References in classic literature ?
Turning over the volume, Laurence came to the portrait of a stern, grim- looking man, in plain attire, of much more modern fashion than that of the old Puritans.
Have you ever seen his portrait of Madame Vassiltchikova?
It was the first time that Philip set about a portrait, and he began with trepidation but also with pride.
Gavrila Ardalionovitch showed the general her portrait just now.
She pointed to a miniature portrait, hanging above the mantelpiece.
Now, by all odds, the most ancient extant portrait anyways purporting to be the whale's, is to be found in the famous cavern-pagoda of Elephanta, in India.
in what a monstrous moment of pride and passion he had prayed that the portrait should bear the burden of his days, and he keep the unsullied splendour of eternal youth
Edward Alleyn, from the portrait preserved at [78] his noble foundation at Dulwich, like a fine Holbein, figures, in blent strength and delicacy, as a genial, or perhaps jovial, soul, finding time for sentiment,--Prynne (included, we suppose, in this company, like the skull at the feast) as a likable if somewhat melancholic young man; while Garrick and his wife playing cards, after Zoffany, present a pair of just very nice young people.
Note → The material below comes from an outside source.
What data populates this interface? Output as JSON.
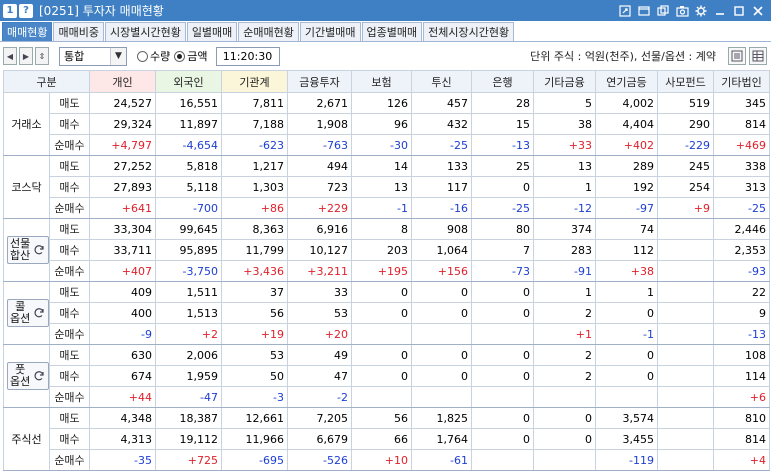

This portrait attracted the Count of Monte Cristo's attention, for he made three rapid steps in the chamber, and stopped suddenly before it.
On the second morning after the departure of Nicholas for Yorkshire, Kate Nickleby sat in a very faded chair raised upon a very dusty throne in Miss La Creevy's room, giving that lady a sitting for the portrait upon which she was engaged; and towards the full perfection of which, Miss La Creevy had had the street-door case brought upstairs, in order that she might be the better able to infuse into the counterfeit countenance of Miss Nickleby, a bright salmon flesh- tint which she had originally hit upon while executing the miniature of a young officer therein contained, and which bright salmon flesh- tint was considered, by Miss La Creevy's chief friends and patrons, to be quite a novelty in art: as indeed it was.
Mr Twemlow takes his station on a settee before her, and Mrs Lammle shows him a portrait.
But look at me, count, look at me," said the prince endeavoring to direct upon himself the attention of the count, who was completely absorbed in contemplation of the portrait.